TASK ITEM.
Search through the entries for the word "this" and copy every line that has it.

EXTRACTED DATA.
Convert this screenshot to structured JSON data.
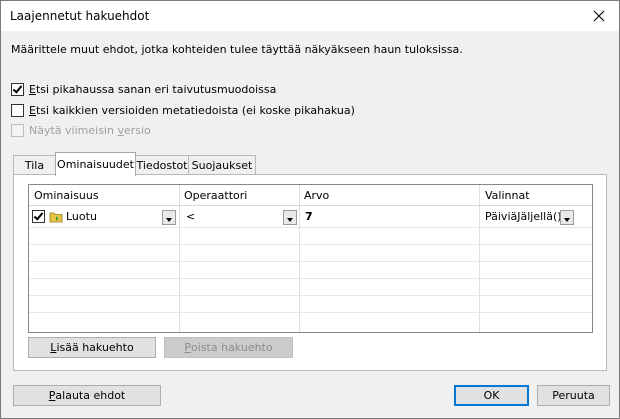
{
  "window": {
    "title": "Laajennetut hakuehdot",
    "description": "Määrittele muut ehdot, jotka kohteiden tulee täyttää näkyäkseen haun tuloksissa."
  },
  "options": {
    "inflection": {
      "label_key": "E",
      "label_rest": "tsi pikahaussa sanan eri taivutusmuodoissa",
      "checked": true
    },
    "all_versions": {
      "label_key": "E",
      "label_rest": "tsi kaikkien versioiden metatiedoista (ei koske pikahakua)",
      "checked": false
    },
    "latest_version": {
      "label_pre": "Näytä viimeisin ",
      "label_key": "v",
      "label_rest": "ersio",
      "checked": false,
      "enabled": false
    }
  },
  "tabs": [
    {
      "label": "Tila"
    },
    {
      "label": "Ominaisuudet",
      "active": true
    },
    {
      "label": "Tiedostot"
    },
    {
      "label": "Suojaukset"
    }
  ],
  "grid": {
    "headers": {
      "property": "Ominaisuus",
      "operator": "Operaattori",
      "value": "Arvo",
      "options": "Valinnat"
    },
    "rows": [
      {
        "checked": true,
        "property": "Luotu",
        "operator": "<",
        "value": "7",
        "options": "PäiviäJäljellä()"
      }
    ]
  },
  "buttons": {
    "add_condition": {
      "key": "L",
      "rest": "isää hakuehto"
    },
    "remove_condition": {
      "key": "P",
      "rest": "oista hakuehto"
    },
    "reset": {
      "key": "P",
      "rest": "alauta ehdot"
    },
    "ok": "OK",
    "cancel": "Peruuta"
  },
  "icons": {
    "close": "close-icon",
    "property": "folder-property-icon"
  },
  "colors": {
    "default_button_border": "#0078d7",
    "window_background": "#f0f0f0"
  }
}
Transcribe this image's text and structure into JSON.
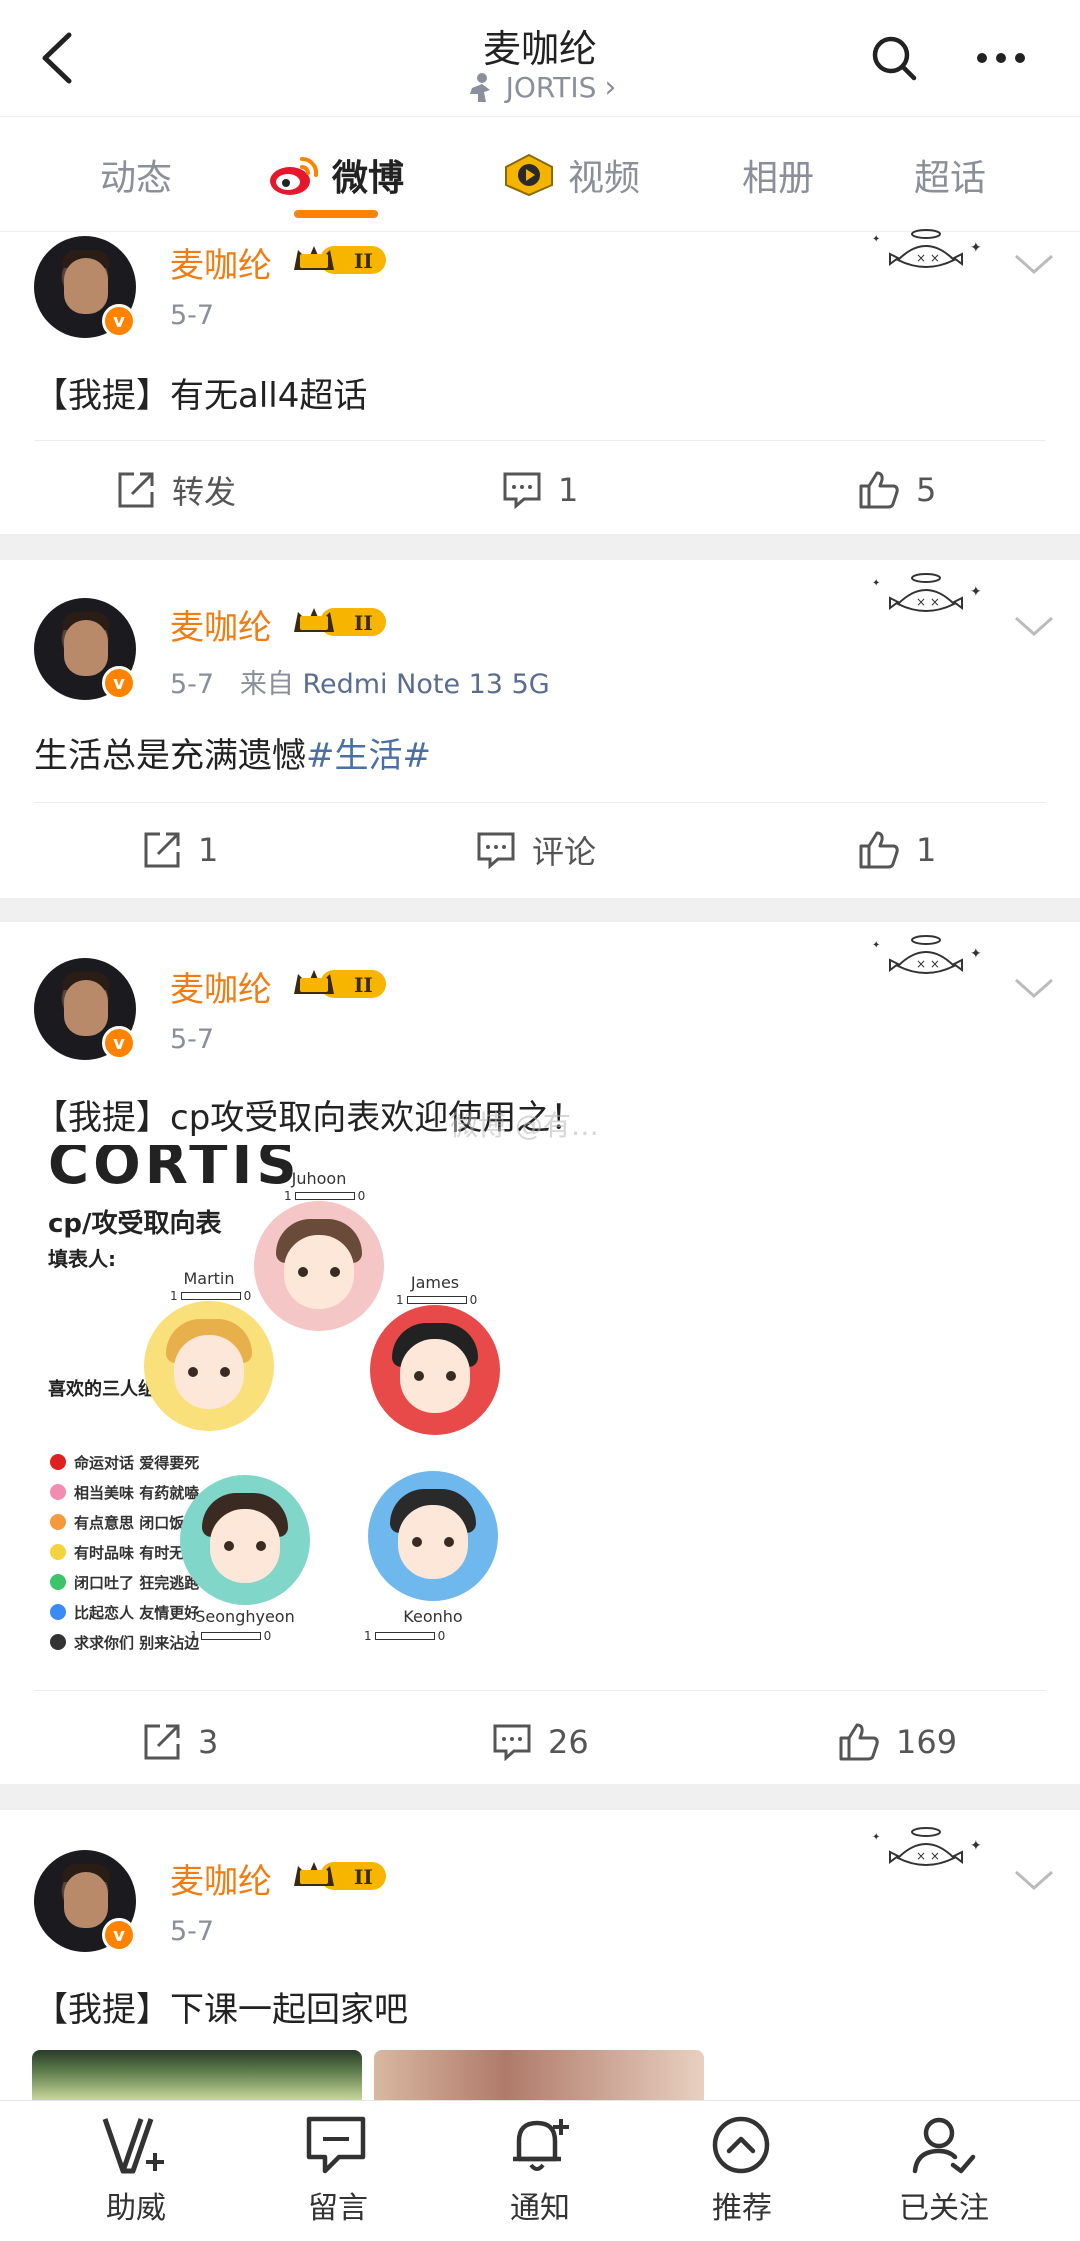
{
  "header": {
    "title": "麦咖纶",
    "subtitle": "JORTIS",
    "subtitle_chevron": "›"
  },
  "tabs": [
    {
      "label": "动态",
      "active": false
    },
    {
      "label": "微博",
      "active": true,
      "icon": "weibo-logo-icon"
    },
    {
      "label": "视频",
      "active": false,
      "icon": "video-icon"
    },
    {
      "label": "相册",
      "active": false
    },
    {
      "label": "超话",
      "active": false
    }
  ],
  "colors": {
    "accent": "#ff8200",
    "username": "#f07c12",
    "hashtag": "#4a6fa5",
    "muted": "#8a8f99"
  },
  "posts": [
    {
      "author": "麦咖纶",
      "badge_label": "II",
      "date": "5-7",
      "text": "【我提】有无all4超话",
      "actions": {
        "repost": "转发",
        "comment": "1",
        "like": "5"
      }
    },
    {
      "author": "麦咖纶",
      "badge_label": "II",
      "date": "5-7",
      "source_prefix": "来自",
      "device": "Redmi Note 13 5G",
      "text": "生活总是充满遗憾",
      "hashtag": "#生活#",
      "actions": {
        "repost": "1",
        "comment": "评论",
        "like": "1"
      }
    },
    {
      "author": "麦咖纶",
      "badge_label": "II",
      "date": "5-7",
      "text": "【我提】cp攻受取向表欢迎使用之！",
      "watermark": "微博 @有…",
      "image": {
        "big_title": "CORTIS",
        "subtitle": "cp/攻受取向表",
        "fill_label": "填表人:",
        "trio_label": "喜欢的三人组:",
        "legend": [
          {
            "color": "#e02020",
            "text": "命运对话 爱得要死"
          },
          {
            "color": "#f28cb1",
            "text": "相当美味 有药就嗑"
          },
          {
            "color": "#f59a3c",
            "text": "有点意思 闭口饭饭"
          },
          {
            "color": "#f5d33c",
            "text": "有时品味 有时无感"
          },
          {
            "color": "#3cc46a",
            "text": "闭口吐了 狂完逃跑"
          },
          {
            "color": "#3c8af5",
            "text": "比起恋人 友情更好"
          },
          {
            "color": "#333333",
            "text": "求求你们 别来沾边"
          }
        ],
        "characters": [
          {
            "name": "Juhoon",
            "bg": "#f5c6c6",
            "hair": "#6a4a38",
            "scale_min": "1",
            "scale_max": "0"
          },
          {
            "name": "Martin",
            "bg": "#f9e07a",
            "hair": "#e8b04a",
            "scale_min": "1",
            "scale_max": "0"
          },
          {
            "name": "James",
            "bg": "#e84a4a",
            "hair": "#222222",
            "scale_min": "1",
            "scale_max": "0"
          },
          {
            "name": "Seonghyeon",
            "bg": "#7fd6c9",
            "hair": "#3a2a22",
            "scale_min": "1",
            "scale_max": "0"
          },
          {
            "name": "Keonho",
            "bg": "#6fb8ee",
            "hair": "#2a2a2a",
            "scale_min": "1",
            "scale_max": "0"
          }
        ]
      },
      "actions": {
        "repost": "3",
        "comment": "26",
        "like": "169"
      }
    },
    {
      "author": "麦咖纶",
      "badge_label": "II",
      "date": "5-7",
      "text": "【我提】下课一起回家吧",
      "actions": {}
    }
  ],
  "bottom_bar": [
    {
      "label": "助威",
      "icon": "cheer-v-icon"
    },
    {
      "label": "留言",
      "icon": "message-icon"
    },
    {
      "label": "通知",
      "icon": "bell-plus-icon"
    },
    {
      "label": "推荐",
      "icon": "recommend-up-icon"
    },
    {
      "label": "已关注",
      "icon": "user-check-icon"
    }
  ]
}
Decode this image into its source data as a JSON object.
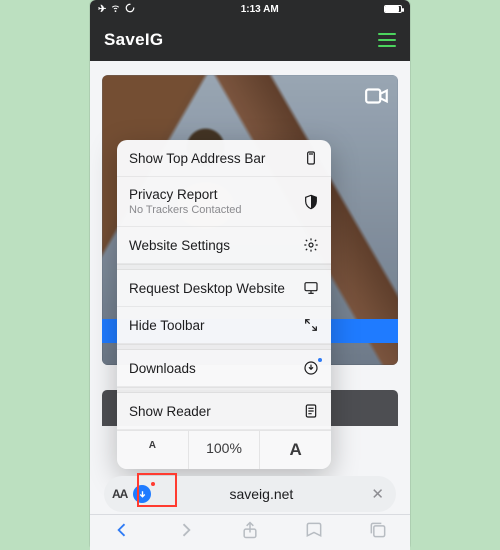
{
  "status": {
    "time": "1:13 AM",
    "icons": {
      "airplane": "✈",
      "wifi": "wifi",
      "spinner": "loading"
    }
  },
  "header": {
    "brand": "SaveIG"
  },
  "menu": {
    "show_top": "Show Top Address Bar",
    "privacy": {
      "title": "Privacy Report",
      "subtitle": "No Trackers Contacted"
    },
    "website_settings": "Website Settings",
    "request_desktop": "Request Desktop Website",
    "hide_toolbar": "Hide Toolbar",
    "downloads": "Downloads",
    "show_reader": "Show Reader",
    "zoom": {
      "dec": "A",
      "pct": "100%",
      "inc": "A"
    }
  },
  "url_bar": {
    "aa": "AA",
    "domain": "saveig.net"
  },
  "toolbar": {
    "back": "back",
    "forward": "forward",
    "share": "share",
    "bookmarks": "bookmarks",
    "tabs": "tabs"
  }
}
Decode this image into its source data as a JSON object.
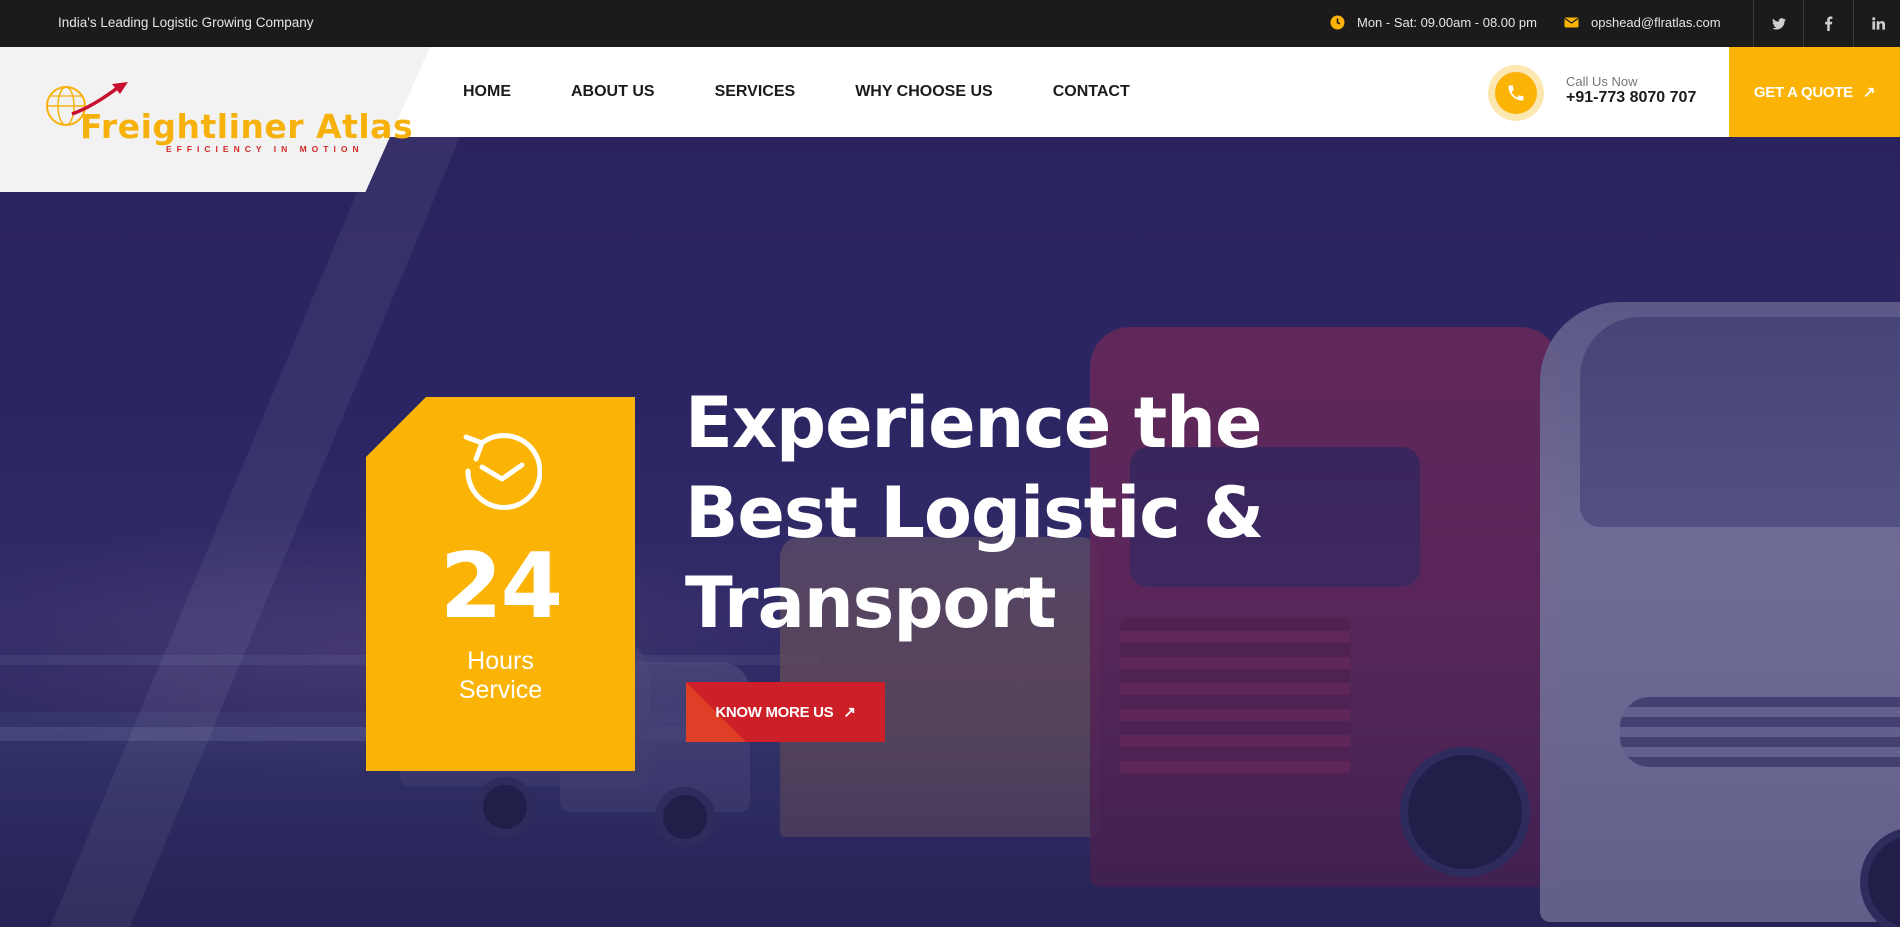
{
  "topbar": {
    "tagline": "India's Leading Logistic Growing Company",
    "hours": "Mon - Sat: 09.00am - 08.00 pm",
    "email": "opshead@flratlas.com",
    "social": [
      "twitter-icon",
      "facebook-icon",
      "linkedin-icon"
    ],
    "social_glyphs": [
      "𝕥",
      "f",
      "in"
    ]
  },
  "logo": {
    "name": "Freightliner Atlas",
    "tagline": "EFFICIENCY IN MOTION"
  },
  "nav": {
    "items": [
      "HOME",
      "ABOUT US",
      "SERVICES",
      "WHY CHOOSE US",
      "CONTACT"
    ]
  },
  "call": {
    "label": "Call Us Now",
    "number": "+91-773 8070 707"
  },
  "cta": {
    "quote_label": "GET A QUOTE",
    "arrow": "↗"
  },
  "hero": {
    "badge_number": "24",
    "badge_line1": "Hours",
    "badge_line2": "Service",
    "headline_line1": "Experience the",
    "headline_line2": "Best Logistic &",
    "headline_line3": "Transport",
    "button_label": "KNOW MORE US",
    "button_arrow": "↗"
  },
  "colors": {
    "accent": "#fbb405",
    "red": "#cd1f27",
    "dark": "#1b1b1b",
    "hero_tint": "#2d2660"
  }
}
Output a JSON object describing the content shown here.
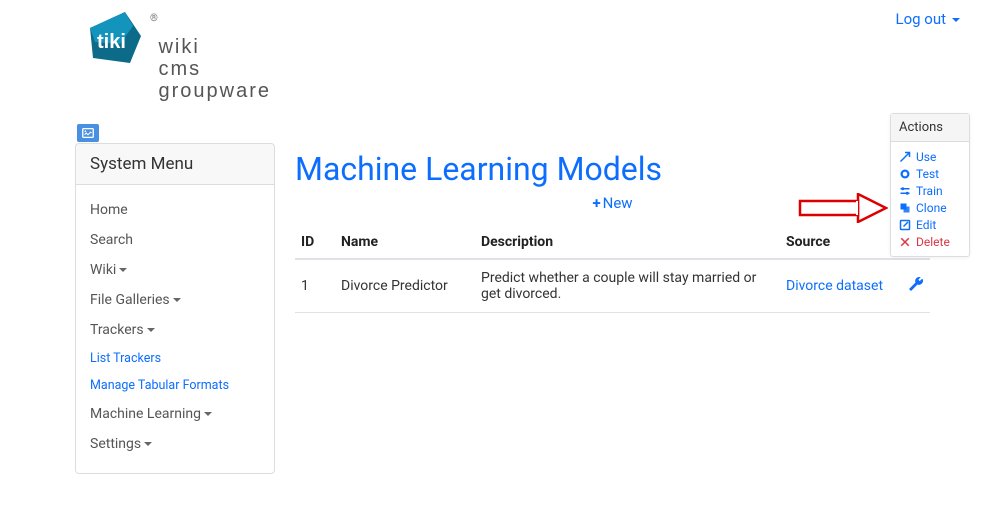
{
  "header": {
    "logout_label": "Log out"
  },
  "logo": {
    "line1": "wiki",
    "line2": "cms",
    "line3": "groupware"
  },
  "sidebar": {
    "title": "System Menu",
    "items": [
      {
        "label": "Home",
        "expandable": false,
        "sub": false
      },
      {
        "label": "Search",
        "expandable": false,
        "sub": false
      },
      {
        "label": "Wiki",
        "expandable": true,
        "sub": false
      },
      {
        "label": "File Galleries",
        "expandable": true,
        "sub": false
      },
      {
        "label": "Trackers",
        "expandable": true,
        "sub": false
      },
      {
        "label": "List Trackers",
        "expandable": false,
        "sub": true
      },
      {
        "label": "Manage Tabular Formats",
        "expandable": false,
        "sub": true
      },
      {
        "label": "Machine Learning",
        "expandable": true,
        "sub": false
      },
      {
        "label": "Settings",
        "expandable": true,
        "sub": false
      }
    ]
  },
  "page": {
    "title": "Machine Learning Models",
    "new_label": "New",
    "columns": {
      "id": "ID",
      "name": "Name",
      "description": "Description",
      "source": "Source"
    },
    "rows": [
      {
        "id": "1",
        "name": "Divorce Predictor",
        "description": "Predict whether a couple will stay married or get divorced.",
        "source": "Divorce dataset"
      }
    ]
  },
  "actions": {
    "title": "Actions",
    "items": [
      {
        "key": "use",
        "label": "Use",
        "color": "blue"
      },
      {
        "key": "test",
        "label": "Test",
        "color": "blue"
      },
      {
        "key": "train",
        "label": "Train",
        "color": "blue"
      },
      {
        "key": "clone",
        "label": "Clone",
        "color": "blue"
      },
      {
        "key": "edit",
        "label": "Edit",
        "color": "blue"
      },
      {
        "key": "delete",
        "label": "Delete",
        "color": "red"
      }
    ]
  }
}
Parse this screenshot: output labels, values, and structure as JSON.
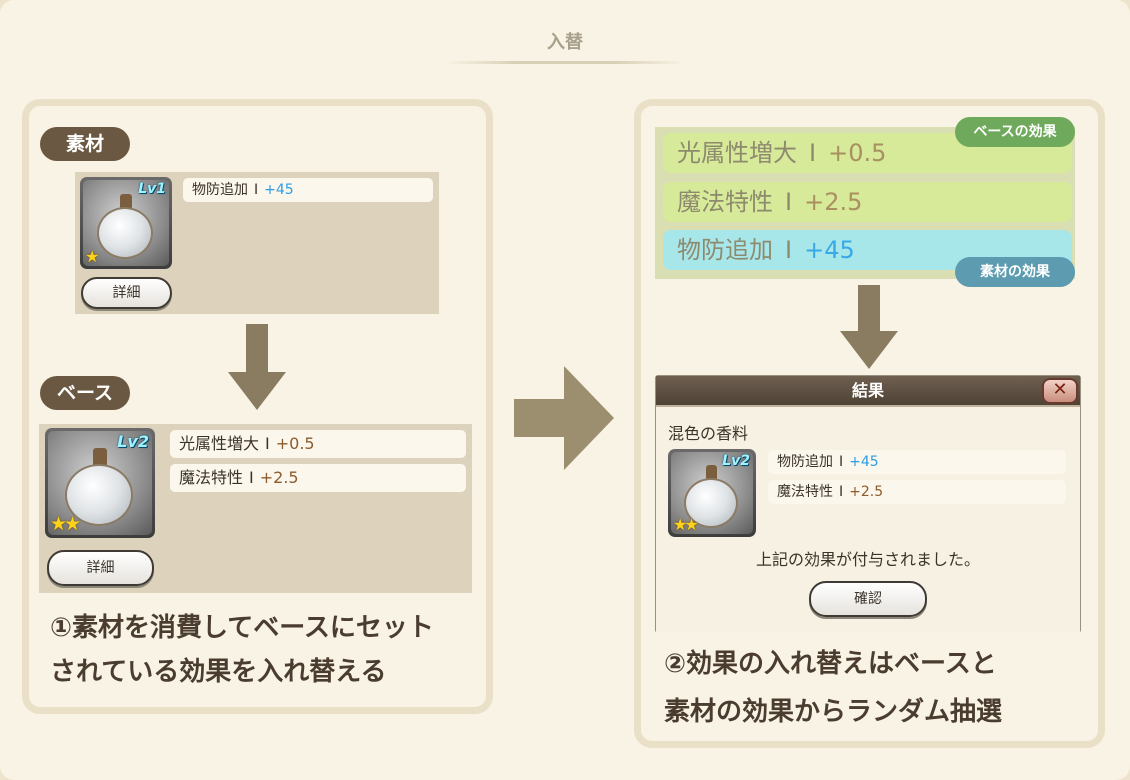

SOLVED EXERCISE.
Convert this screenshot to structured JSON data.
Transcribe this image's text and structure into JSON.
Decode this image into its source data as a JSON object.
Decode this image into its source data as a JSON object.
Parse this screenshot: output labels, values, and structure as JSON.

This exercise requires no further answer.